The inhabitants of Ometepe are also well-served by proclaimers of the good news of God’s Kingdom. From 8 who were baptized in 1966, the number of Witnesses on Ometepe has grown to 183, in four thriving congregations. Each congregation has its own suitably located Kingdom Hall. Today, there is 1 Witness to every 230 people on the island.

Jehovah’s Witnesses in Ometepe have faced difficulties over the years. For example, opposers burned down the Kingdom Hall in Mérida in 1980. Another hall was built in 1984. It was used until 2003 when a beautiful new Kingdom Hall was constructed, much to the joy of the 60 members of the local congregation.

In Moyogalpa, a Kingdom Hall was designed to accommodate larger gatherings when needed. A roof extends from the back of the hall, and a platform is built under it. In front of the platform, seats shaded by a canopy extend toward the back of the property. Here, local Witnesses and their friends from around the lake gather periodically for larger assemblies. At these gatherings, Lake Nicaragua offers a convenient location for baptizing new disciples of Jesus Christ.​—Matthew 28:19.

Treasures​—Will They Be Preserved?

Lake Nicaragua has always seemed invincible, perhaps because of its great size. But today it needs protection. Its water is threatened by contamination from agricultural and industrial runoff and sediment from deforested land.

Whether efforts by local residents and the government will improve matters remains to be seen. Even so, the Creator will see to it that all earth’s treasures, including its sparkling lakes, delightful islands, and magnificent wildlife, are preserved as a heritage for obedient mankind. “The righteous themselves will possess the earth,” the Bible tells us, “and they will reside forever upon it.”​—Psalm 37:29.

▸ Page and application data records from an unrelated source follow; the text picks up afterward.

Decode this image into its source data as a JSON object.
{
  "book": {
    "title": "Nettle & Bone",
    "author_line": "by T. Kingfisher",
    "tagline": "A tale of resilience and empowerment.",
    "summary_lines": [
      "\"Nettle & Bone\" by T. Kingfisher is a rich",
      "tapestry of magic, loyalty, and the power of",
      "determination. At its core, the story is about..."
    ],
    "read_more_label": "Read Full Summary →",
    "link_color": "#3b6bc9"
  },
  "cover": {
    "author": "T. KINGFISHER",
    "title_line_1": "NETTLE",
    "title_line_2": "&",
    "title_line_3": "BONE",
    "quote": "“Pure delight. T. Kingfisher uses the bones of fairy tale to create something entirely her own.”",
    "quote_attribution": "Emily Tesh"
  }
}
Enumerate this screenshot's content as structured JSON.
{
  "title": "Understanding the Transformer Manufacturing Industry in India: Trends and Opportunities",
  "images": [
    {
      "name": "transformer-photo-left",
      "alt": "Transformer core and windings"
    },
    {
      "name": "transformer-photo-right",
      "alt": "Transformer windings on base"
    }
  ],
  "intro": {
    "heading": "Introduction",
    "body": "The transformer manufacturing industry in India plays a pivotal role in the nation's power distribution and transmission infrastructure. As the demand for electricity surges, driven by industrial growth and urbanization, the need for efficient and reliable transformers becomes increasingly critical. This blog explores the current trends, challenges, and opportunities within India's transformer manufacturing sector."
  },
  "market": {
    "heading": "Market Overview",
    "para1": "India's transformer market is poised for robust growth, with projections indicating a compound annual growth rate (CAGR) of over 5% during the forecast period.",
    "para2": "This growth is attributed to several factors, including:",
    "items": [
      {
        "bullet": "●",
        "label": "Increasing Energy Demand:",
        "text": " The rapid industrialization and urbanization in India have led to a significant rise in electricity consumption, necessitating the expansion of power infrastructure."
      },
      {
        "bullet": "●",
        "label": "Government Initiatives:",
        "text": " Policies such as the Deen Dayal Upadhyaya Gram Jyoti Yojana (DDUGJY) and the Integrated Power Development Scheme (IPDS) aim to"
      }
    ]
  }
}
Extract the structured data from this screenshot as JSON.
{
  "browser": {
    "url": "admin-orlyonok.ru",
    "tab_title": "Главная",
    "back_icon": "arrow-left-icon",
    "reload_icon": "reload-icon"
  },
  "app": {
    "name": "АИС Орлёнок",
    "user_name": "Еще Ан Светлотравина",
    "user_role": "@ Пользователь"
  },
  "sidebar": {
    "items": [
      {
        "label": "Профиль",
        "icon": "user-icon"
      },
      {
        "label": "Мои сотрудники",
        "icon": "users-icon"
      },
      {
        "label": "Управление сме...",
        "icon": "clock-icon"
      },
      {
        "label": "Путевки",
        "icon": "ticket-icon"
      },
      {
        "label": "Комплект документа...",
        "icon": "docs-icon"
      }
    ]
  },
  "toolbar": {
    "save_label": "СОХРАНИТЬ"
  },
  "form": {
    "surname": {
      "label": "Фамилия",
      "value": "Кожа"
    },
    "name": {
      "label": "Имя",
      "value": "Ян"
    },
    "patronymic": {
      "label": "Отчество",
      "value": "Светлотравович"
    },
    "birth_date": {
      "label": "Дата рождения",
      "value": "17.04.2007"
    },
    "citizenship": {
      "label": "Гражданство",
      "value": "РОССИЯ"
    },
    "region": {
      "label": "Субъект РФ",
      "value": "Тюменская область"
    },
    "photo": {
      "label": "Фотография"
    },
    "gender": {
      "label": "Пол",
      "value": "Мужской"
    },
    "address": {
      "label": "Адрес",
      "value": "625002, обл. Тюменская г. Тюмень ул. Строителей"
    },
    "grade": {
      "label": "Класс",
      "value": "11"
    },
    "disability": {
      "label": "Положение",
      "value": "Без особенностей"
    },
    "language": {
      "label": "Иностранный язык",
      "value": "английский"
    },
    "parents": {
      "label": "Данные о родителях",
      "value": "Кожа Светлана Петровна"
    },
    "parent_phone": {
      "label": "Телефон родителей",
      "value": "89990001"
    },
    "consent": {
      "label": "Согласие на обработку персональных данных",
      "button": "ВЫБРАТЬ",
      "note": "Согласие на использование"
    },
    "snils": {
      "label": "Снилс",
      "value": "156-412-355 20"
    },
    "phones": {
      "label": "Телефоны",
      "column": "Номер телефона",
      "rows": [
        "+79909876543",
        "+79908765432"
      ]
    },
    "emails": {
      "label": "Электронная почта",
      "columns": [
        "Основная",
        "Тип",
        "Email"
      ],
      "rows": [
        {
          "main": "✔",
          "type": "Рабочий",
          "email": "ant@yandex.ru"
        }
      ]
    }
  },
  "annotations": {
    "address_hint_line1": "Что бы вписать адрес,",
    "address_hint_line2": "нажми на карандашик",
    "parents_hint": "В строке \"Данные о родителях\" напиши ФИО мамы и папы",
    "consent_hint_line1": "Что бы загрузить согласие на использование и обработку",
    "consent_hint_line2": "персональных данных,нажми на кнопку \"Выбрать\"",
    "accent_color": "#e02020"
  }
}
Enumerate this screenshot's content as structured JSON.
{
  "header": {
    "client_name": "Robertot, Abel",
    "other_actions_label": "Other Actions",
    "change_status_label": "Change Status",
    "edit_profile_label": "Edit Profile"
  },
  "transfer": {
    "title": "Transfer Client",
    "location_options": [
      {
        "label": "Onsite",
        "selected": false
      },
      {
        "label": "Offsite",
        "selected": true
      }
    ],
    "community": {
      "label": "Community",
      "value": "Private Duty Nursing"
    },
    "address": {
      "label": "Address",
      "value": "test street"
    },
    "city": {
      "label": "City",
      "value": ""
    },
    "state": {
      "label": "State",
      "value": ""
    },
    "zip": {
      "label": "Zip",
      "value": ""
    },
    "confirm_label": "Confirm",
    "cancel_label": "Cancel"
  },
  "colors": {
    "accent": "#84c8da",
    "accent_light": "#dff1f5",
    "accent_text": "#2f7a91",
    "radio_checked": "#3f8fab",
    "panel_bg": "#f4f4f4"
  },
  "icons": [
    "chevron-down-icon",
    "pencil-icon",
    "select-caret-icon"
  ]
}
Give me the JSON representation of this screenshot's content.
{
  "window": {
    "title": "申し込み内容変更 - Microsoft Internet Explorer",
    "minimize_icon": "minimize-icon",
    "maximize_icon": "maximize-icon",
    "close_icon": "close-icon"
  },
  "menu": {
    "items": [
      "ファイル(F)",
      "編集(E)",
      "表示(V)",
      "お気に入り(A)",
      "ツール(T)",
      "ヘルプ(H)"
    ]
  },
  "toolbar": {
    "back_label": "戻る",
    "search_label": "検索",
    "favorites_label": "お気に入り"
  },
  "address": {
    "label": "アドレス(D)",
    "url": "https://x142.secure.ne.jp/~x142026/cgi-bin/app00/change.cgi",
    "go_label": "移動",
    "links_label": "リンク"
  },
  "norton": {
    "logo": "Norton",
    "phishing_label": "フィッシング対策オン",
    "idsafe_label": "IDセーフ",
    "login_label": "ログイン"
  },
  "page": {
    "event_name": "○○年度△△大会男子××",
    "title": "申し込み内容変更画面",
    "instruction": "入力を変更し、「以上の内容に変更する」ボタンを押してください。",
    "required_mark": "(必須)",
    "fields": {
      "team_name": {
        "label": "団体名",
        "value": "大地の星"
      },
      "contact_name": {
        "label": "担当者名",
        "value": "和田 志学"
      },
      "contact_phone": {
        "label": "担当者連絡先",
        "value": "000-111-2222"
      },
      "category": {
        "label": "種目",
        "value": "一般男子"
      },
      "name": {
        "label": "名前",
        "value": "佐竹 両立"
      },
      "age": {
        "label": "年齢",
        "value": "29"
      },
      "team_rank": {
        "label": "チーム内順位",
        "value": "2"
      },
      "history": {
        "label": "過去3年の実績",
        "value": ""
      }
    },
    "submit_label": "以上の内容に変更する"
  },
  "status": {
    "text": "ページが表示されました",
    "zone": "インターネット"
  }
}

[Picture on page 26]

A floating Kingdom Hall for Bible meetings